Are you looking for a way to organize all your online stuff? Flipboard to the rescue! View your Facebook feed, twitter feed, instagram feed, blogs you subscribe too, and more in a beautifully looking magazine. Flipboard is available on moblie devices as well as on your computer. Watch the video below by Sue Waters as she shares how she uses Flipboard to curate and share content.
#edchatHI is about to go down in about an hour and the topic for tonight is PD That Works. Participating in twitter chats is one form of PD that works for me so while today is not Tuesday, this Tuesday Tech Tidbit is really encouragement to try participating in a twitter chat.
How does one participate? It quite easy actually. Twitter chats use a hashtag so all you have to do is follow that hashtag. How does that work? You could just go on twitter and search #edchatHI but there are a couple of tools that make it easy to participate. TweetDeck and twitterfall are great for watching the stream of tweets. Tweetchat is awesome for engaging because you don’t have to add the hashtag into your tweet which saves time.
I’m going to try to make it home to participate in #edchatHI tonight at 6:00 PM Hawaii time so stay tuned for more information on how to use the tools mentioned above. If you missed #edchatHI, you can always check out their website for a record of the chat.
But in honor of TUESDAY, check out #GAFEchat every first and third Tuesday! 4:00 PM Hawaii time!
Google Hangouts are a great way to connect classrooms. Imagine your class taking with the author of a book you just read, or bringing a voyager from the Malama Honua Voyage you’re studying into your classroom. The possibilities are endless (check out the end of this post for classroom ideas). But what exactly is a Google Hangout and how do you even get started?
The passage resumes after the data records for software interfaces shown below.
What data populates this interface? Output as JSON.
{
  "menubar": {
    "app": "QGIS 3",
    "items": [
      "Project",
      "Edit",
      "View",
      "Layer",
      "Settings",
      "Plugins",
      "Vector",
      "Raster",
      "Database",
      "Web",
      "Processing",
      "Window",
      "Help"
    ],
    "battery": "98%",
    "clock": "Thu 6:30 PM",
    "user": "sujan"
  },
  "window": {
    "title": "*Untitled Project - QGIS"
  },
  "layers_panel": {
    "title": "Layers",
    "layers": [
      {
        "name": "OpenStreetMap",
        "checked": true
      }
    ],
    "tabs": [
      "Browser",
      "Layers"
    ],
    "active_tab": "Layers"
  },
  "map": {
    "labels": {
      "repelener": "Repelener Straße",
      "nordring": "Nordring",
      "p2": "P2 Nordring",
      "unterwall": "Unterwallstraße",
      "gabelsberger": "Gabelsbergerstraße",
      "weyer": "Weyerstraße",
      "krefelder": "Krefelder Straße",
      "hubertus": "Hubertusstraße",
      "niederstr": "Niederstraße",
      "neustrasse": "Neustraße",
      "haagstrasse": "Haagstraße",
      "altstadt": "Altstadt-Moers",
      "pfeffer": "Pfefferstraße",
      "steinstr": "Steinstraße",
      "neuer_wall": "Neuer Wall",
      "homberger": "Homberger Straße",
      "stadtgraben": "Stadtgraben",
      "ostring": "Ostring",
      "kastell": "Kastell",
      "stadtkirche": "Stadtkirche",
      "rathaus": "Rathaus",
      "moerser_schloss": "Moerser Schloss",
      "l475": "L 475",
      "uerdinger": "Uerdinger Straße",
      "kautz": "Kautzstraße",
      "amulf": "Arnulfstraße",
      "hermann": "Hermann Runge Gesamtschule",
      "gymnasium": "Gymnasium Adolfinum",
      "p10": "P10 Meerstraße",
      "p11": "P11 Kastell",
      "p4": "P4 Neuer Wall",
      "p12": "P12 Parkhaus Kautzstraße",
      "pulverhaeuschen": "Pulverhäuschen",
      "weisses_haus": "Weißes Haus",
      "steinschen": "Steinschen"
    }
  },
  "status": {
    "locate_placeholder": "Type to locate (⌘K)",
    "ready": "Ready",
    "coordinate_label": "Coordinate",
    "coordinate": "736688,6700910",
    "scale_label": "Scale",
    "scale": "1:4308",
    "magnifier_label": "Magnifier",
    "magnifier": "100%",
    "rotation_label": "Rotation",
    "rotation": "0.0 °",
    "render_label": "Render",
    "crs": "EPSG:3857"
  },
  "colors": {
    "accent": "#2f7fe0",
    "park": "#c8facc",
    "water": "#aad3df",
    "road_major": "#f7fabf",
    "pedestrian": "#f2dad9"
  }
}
A Google Hangout, or GHO, a free video conferencing tool with up to 10 participants. But wait, don’t think polycom, think easy way to talk with someone right from your computer, wherever you are. No need to book a special room or pay for fancy equipment. But it’s really WAY better than video conferencing. You can share your screen, share a Google Doc, chat, wear a party hat, and more! Ready to get started? It’s Easy. All you need is a Google Plus account. If you’re a teacher at Kamehameha Schools, you have one. If not, all you need is a gmail account. Here are instructions for setting up a Google Plus Account.
Here are simple instructions for creating a Google Hangout:
Hover your cursor over Home and scroll down and click on Hangouts
On the bottom right, hover your cursor over Start a Video Hangout and then click on Start a Video Hangout
Invite people to attend via email by entering email addresses into the email field and click on Invite
Or, click on change and copy the link to the hangout to share with participants
Below is an infographic that explains the meaning of the icons that are in the Hangout:
And here’s an explanation of the icons at the top of your GHO:
I’ve found the best way to collaborate on a Google Doc in GHO is to just paste the link to your document in the chat.
Now, start your Hangout and bring your conversations to life!
The educational application of Google Hangouts really are limitless. Here’s a list of some ideas but please feel free to comment on this post to share your ideas:
take a virtual field trip
invite an author into your classroom
connect with another class
broadcast a presentation (GHO on air allows for more viewers)
If you’re familiar with Skype in the Classroom you are probably familiar with their robust website for connecting educators with other educators to collaborate globally. I have not found Google Hangout website that is as good as skypes, but I did find these Google Plus Communities: